> **Your objective**
When a line in the data below includes "Click", count it; then give only the total.

**** Recorded data

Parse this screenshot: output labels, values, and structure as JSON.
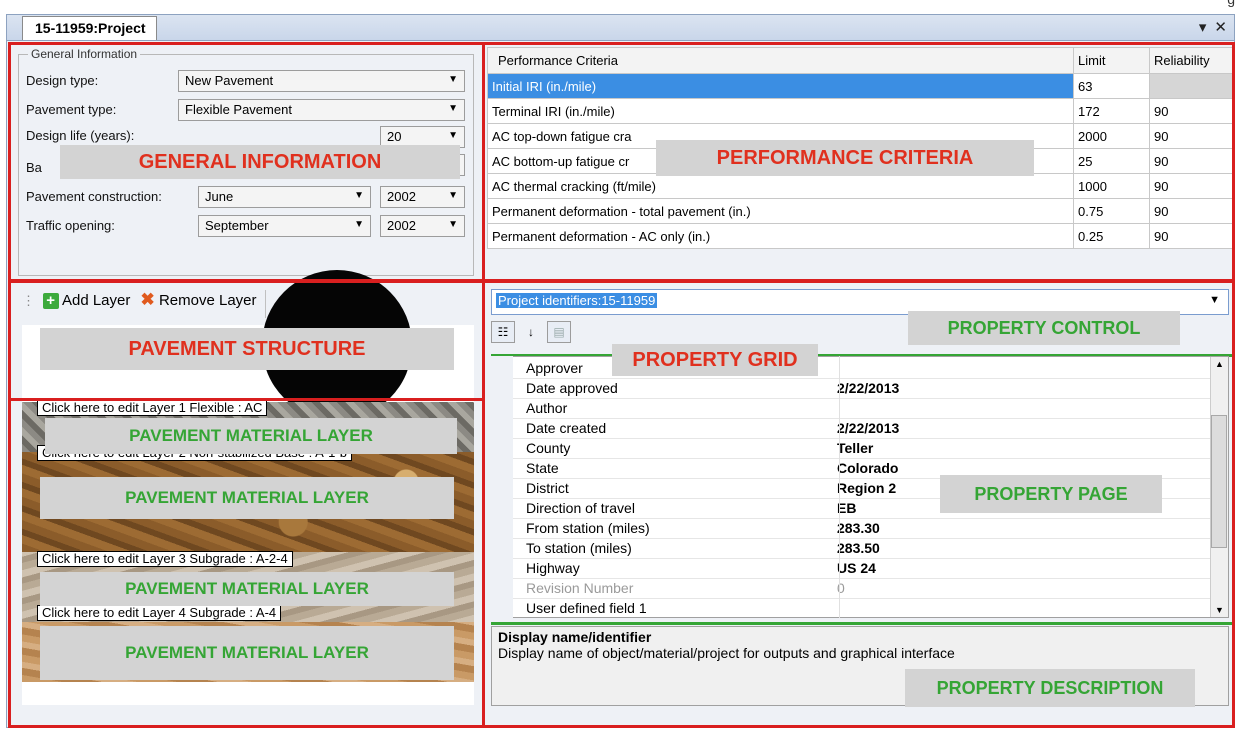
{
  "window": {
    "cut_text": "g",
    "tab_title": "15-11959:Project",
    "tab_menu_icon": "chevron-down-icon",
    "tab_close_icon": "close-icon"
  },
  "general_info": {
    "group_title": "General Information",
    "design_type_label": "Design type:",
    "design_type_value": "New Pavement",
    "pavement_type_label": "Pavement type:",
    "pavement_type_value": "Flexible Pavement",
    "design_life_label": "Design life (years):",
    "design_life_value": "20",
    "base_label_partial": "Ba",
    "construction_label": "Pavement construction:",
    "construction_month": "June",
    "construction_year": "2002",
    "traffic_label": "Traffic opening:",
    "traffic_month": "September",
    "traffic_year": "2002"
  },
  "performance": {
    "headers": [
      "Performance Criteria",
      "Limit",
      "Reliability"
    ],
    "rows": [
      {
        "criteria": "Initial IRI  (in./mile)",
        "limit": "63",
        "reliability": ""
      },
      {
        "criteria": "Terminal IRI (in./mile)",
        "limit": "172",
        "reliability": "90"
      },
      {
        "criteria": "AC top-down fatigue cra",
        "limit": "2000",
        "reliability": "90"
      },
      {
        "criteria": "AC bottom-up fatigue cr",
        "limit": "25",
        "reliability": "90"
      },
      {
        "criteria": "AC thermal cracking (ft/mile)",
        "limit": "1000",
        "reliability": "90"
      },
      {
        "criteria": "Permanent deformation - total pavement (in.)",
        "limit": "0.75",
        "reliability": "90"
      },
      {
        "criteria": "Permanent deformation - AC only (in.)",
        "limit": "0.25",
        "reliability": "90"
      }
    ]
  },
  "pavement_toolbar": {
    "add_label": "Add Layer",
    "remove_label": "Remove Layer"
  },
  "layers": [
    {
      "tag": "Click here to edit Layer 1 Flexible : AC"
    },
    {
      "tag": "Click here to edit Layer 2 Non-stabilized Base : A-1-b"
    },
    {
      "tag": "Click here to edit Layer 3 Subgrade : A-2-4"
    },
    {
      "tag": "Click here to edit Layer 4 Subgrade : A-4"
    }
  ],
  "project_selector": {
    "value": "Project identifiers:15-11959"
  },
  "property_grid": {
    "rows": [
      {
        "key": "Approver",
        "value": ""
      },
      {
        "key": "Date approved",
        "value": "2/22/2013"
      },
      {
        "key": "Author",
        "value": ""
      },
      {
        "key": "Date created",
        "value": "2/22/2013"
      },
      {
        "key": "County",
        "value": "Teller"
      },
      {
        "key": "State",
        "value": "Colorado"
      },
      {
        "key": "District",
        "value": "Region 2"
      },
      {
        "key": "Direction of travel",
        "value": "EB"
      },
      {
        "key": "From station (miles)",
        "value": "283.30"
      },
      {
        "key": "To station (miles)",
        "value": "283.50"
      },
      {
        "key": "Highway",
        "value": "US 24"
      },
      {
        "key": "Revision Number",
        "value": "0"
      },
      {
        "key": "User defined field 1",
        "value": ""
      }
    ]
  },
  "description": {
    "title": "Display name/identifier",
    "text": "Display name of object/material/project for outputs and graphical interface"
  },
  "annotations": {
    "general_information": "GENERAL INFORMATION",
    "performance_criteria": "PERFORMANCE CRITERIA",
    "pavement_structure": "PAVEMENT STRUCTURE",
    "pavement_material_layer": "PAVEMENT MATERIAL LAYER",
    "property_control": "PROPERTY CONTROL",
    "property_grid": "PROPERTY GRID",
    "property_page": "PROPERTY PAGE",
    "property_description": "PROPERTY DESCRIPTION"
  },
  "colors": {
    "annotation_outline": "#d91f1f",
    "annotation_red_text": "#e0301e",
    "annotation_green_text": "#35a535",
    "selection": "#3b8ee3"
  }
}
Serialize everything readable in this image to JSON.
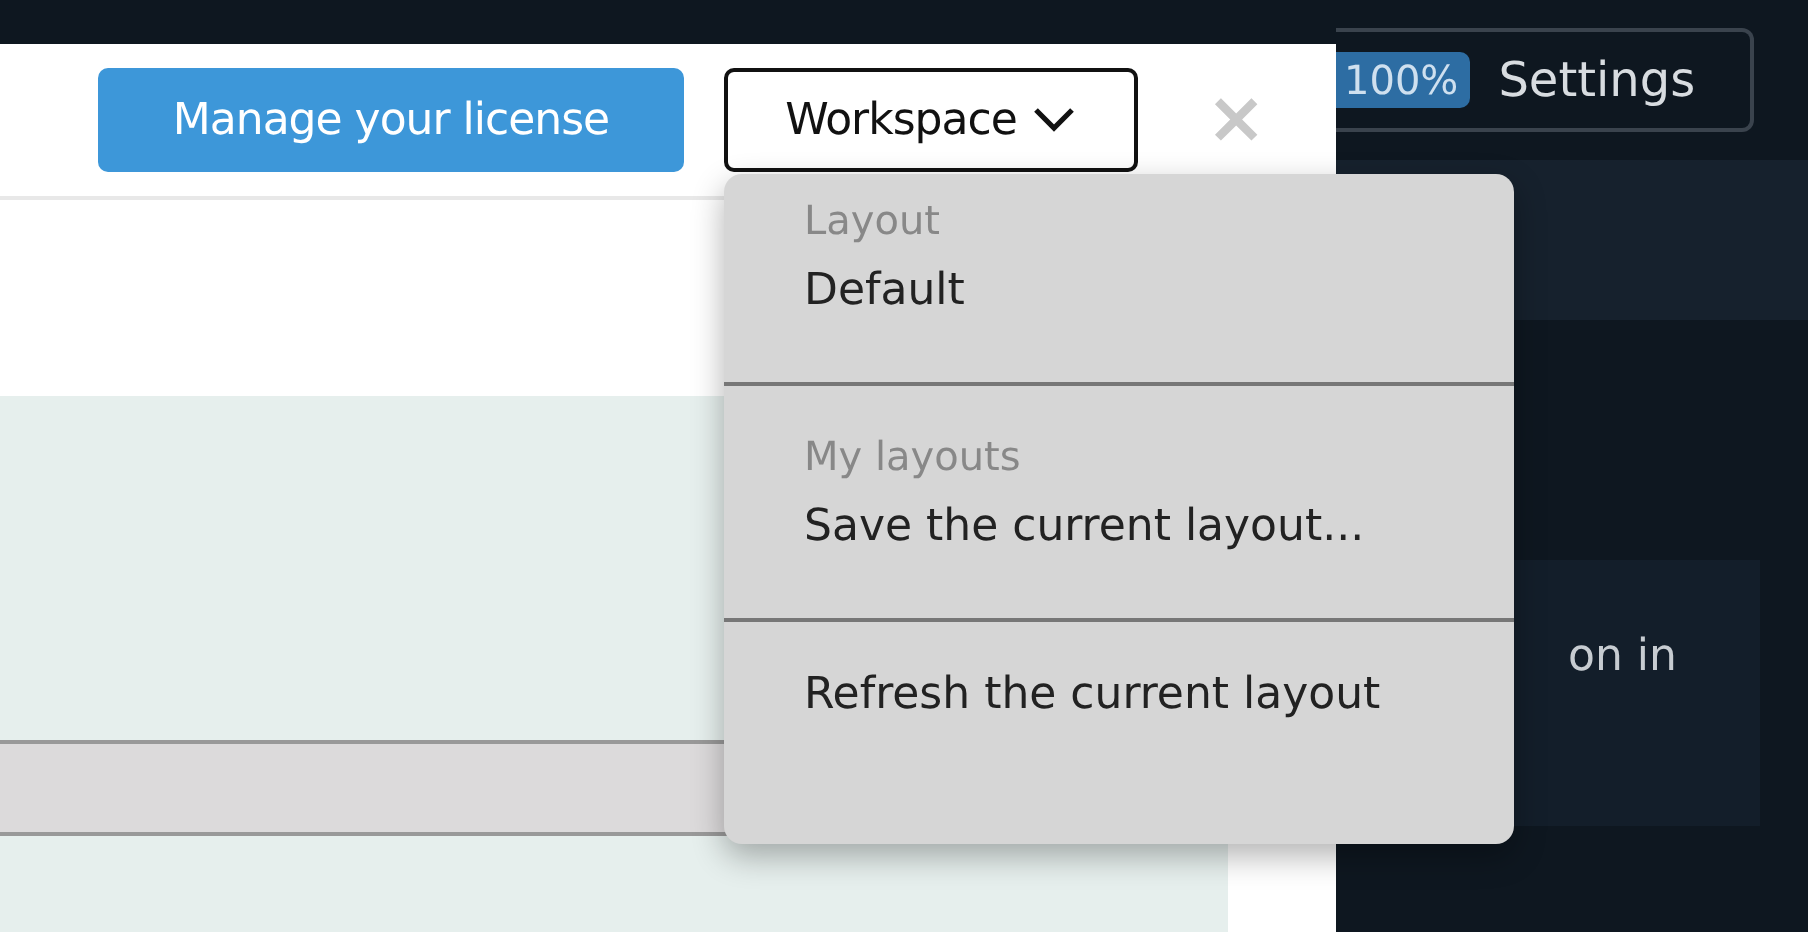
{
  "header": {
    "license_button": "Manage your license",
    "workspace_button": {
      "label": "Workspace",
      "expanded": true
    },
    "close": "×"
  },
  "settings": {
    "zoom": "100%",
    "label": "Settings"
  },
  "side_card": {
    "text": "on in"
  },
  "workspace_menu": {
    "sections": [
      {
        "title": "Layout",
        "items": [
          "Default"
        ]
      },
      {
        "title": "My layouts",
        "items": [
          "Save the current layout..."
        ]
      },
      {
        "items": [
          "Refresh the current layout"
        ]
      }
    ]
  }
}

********

> **Task solution**
4